By Thursday evening, more than 67 MPs had signed a motion declaring no confidence in Sir Lindsay. Stephen Flynn, the SNP’s Commons leader, and some Tory rebels are trying to oust the Speaker by forcing a no-confidence vote.

In his apology to the Commons on Thursday, the Speaker said: “I am guilty because... I have a duty of care that I will carry out to protect people.

“It is the protection that led me to make a wrong decision, but what I do not apologise [for] is the risk that has been put on all Members at the moment. I had serious meetings yesterday with the police on the issues and threats to politicians for us heading to an election.”

His comments came amid increased concern for the safety of MPs, some of whom have been threatened and faced protests at their homes.

Hundreds gathered outside Parliament on Wednesday to stage a protest in support of Palestinians as the proposal calling for a ceasefire in Gaza was being debated
Hundreds gathered outside Parliament on Wednesday to stage a protest in support of Palestinians as the proposal calling for a ceasefire in Gaza was being debated - Rasid Necati Aslim/Anadolu via Getty Images

Mrs Braverman claimed that while she may have been sacked for speaking out against what she called the appeasement of Islamists, she said she would do it again.

This was “because we need to wake up to what we are sleep-walking into: a ghettoised society where free expression and British values are diluted. Where Sharia law, the Islamist mob and anti-Semites take over communities,” she said.

“We need to overcome the fear of being labelled Islamophobic and speak truthfully. Enough of the hand-wringing and apologies. Turning a blind eye to fanatics has got us into this terrible situation: it needs to stop.”

Her comments come after William Shawcross, the independent reviewer of the counter-terror Prevent programme, warned in an interview with The Telegraph that Islamist extremism was not being effectively tackled by the Government, leading to an increased threat to the safety of the public.

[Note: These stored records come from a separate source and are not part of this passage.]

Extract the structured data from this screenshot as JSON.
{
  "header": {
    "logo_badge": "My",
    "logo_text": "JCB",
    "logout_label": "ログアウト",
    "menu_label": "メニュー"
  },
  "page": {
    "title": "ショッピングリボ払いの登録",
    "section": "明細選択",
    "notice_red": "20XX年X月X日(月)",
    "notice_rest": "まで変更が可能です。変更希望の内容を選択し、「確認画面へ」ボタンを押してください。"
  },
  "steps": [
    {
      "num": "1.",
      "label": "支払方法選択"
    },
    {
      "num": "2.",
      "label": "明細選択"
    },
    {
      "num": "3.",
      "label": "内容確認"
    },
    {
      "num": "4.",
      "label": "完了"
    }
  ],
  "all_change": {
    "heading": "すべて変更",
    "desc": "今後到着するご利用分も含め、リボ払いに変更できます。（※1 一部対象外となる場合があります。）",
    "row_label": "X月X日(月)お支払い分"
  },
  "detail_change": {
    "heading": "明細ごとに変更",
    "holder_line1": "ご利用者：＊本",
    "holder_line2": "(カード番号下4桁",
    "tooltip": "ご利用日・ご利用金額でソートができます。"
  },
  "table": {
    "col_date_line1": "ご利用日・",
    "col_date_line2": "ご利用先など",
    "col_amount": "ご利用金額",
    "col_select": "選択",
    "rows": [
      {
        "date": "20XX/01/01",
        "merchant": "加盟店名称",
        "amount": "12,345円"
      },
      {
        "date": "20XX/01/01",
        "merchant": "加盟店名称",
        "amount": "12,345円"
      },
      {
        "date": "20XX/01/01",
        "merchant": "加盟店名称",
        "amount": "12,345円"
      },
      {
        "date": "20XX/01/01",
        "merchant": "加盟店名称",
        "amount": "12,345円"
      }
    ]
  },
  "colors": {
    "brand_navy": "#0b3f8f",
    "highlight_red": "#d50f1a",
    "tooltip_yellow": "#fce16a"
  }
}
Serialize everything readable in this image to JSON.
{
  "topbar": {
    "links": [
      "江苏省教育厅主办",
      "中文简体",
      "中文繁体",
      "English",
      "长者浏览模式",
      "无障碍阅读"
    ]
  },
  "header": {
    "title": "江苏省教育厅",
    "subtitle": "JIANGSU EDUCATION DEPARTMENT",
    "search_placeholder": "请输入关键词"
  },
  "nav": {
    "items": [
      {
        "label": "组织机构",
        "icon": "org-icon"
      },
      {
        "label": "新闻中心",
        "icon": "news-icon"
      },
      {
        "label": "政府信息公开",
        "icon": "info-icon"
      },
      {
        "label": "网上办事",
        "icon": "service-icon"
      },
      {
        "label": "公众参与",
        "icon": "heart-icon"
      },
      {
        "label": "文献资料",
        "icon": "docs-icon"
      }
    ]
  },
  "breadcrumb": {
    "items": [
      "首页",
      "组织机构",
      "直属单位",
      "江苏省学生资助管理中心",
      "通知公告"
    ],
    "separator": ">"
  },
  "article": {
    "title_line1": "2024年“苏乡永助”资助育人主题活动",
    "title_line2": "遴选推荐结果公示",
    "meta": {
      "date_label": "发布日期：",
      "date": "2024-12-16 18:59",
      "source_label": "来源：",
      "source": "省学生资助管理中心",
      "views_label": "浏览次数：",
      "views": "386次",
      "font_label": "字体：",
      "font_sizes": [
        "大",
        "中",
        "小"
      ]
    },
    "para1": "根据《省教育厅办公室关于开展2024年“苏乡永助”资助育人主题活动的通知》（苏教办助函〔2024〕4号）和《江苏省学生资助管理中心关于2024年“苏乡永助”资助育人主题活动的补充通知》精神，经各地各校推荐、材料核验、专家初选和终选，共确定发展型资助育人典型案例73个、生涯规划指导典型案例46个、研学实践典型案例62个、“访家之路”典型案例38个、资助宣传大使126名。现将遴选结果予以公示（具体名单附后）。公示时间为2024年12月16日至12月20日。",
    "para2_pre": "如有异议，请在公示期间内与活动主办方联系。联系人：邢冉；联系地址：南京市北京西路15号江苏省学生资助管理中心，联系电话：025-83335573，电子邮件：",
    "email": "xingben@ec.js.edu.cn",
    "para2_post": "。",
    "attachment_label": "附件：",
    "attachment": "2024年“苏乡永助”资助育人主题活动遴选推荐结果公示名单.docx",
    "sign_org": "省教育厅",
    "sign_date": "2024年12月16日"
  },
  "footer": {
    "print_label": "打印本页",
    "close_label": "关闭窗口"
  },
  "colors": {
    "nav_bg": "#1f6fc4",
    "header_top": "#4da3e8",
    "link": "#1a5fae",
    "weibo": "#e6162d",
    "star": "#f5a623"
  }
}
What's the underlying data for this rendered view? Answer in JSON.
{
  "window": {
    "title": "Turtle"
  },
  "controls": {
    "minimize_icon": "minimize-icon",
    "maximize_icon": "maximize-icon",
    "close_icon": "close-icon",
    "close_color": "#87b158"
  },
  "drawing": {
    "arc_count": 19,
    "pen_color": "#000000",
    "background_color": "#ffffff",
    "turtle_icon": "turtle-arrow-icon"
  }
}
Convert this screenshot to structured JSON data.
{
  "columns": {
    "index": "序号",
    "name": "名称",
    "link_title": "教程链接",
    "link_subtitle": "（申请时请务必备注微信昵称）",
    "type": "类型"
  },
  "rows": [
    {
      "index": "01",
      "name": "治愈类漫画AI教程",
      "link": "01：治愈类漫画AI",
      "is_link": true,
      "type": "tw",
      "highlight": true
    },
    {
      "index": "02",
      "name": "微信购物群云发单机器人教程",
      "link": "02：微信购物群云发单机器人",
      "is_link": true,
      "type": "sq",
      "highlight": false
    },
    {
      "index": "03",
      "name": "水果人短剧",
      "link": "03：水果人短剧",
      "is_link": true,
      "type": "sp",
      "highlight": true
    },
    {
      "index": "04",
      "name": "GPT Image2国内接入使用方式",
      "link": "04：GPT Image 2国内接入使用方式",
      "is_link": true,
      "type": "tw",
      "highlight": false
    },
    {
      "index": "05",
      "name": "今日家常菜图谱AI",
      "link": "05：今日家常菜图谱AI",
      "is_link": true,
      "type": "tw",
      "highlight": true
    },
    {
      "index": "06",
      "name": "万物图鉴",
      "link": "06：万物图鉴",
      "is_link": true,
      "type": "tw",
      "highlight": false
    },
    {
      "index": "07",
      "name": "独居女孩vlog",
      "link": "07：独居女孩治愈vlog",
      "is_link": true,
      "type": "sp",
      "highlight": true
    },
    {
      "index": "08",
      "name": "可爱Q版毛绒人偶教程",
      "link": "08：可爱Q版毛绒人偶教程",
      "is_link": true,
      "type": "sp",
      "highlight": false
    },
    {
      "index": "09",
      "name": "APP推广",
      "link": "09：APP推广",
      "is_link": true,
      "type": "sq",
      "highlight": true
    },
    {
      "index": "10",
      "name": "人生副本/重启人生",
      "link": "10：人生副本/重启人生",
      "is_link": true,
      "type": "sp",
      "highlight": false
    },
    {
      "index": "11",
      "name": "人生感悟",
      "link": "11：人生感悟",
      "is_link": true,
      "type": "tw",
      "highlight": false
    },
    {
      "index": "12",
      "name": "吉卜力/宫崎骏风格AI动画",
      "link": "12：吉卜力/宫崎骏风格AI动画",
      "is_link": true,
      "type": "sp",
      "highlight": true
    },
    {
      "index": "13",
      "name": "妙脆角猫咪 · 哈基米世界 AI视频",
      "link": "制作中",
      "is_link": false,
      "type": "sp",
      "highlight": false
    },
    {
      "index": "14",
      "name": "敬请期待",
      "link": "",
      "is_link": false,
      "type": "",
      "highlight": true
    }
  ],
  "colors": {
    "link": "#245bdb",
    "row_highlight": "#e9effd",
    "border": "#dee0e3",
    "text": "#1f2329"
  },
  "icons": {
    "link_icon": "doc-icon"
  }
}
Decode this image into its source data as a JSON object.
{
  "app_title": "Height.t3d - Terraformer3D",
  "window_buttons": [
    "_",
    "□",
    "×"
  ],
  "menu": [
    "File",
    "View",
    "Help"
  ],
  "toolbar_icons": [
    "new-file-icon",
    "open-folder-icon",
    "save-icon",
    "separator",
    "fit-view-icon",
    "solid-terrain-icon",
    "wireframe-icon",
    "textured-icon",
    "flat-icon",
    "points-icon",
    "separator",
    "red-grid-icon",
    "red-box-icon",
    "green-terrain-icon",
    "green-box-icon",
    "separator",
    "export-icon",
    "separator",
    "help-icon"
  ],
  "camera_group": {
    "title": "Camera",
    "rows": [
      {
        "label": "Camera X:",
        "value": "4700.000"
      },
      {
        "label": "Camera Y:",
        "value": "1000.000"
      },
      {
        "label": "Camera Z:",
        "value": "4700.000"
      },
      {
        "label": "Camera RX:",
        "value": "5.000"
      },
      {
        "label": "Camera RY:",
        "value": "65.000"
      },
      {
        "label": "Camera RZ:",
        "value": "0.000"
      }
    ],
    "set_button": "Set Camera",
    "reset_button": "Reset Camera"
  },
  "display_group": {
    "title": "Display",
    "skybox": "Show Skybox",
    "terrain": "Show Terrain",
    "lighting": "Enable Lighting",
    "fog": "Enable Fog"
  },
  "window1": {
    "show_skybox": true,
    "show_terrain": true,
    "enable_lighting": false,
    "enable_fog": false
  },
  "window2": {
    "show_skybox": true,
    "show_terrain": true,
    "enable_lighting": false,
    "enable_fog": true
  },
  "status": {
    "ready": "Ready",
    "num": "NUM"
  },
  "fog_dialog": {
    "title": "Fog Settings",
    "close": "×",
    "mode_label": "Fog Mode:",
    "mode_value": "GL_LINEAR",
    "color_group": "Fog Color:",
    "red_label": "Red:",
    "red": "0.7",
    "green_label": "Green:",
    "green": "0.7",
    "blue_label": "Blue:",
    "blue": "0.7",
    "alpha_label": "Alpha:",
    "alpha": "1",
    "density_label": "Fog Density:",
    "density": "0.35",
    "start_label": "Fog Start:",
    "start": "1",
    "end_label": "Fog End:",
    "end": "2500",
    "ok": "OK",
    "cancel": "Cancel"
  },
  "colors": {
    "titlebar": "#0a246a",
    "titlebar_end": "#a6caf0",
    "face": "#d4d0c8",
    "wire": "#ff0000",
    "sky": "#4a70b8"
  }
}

Referencing Mr Shawcross’s warning, Mrs Braverman said it was critical to resist attacks on the Prevent programme – which requires councils, police and schools to identify potential extremists – by campaign groups that have labelled it “Islamophobic” and “racist.”

Mrs Braverman, who published Mr Shawcross’s review of Prevent last year, said: “We need to get over our cultural timidity to refer budding Islamists, where they are a threat, into the programme.

“The Government has failed if 75 per cent of MI5’s caseload consists of Islamist terrorism yet the proportion of Islamist referrals into Prevent is only 11 per cent and falling. It’s not Islamophobic to challenge Islamist fanatics – it’s a civic duty.”

Suella Braverman’s article in full

Islamists are bullying Britain into submission

Read more

She backed Mr Shawcross’s recommendation for schools to be issued with guidance to stop blasphemy laws being introduced by the “back door” and exploited by extremists to silence critics and stymie “perfectly lawful” criticism of religions, including Islam.

It follows high-profile cases including that of Batley Grammar School where a teacher was driven out of his school by “a mob of extremists” and into hiding after showing pupils a satirical image of the Prophet Mohammed.

“We cannot allow teachers to be hounded out of schools because a picture of Mohammed was shown, or children to be censured because a Koran was scuffed accidentally,” she wrote. “In this country, it is perfectly lawful to criticise any religion or God. One may disagree passionately, but it is not criminal.”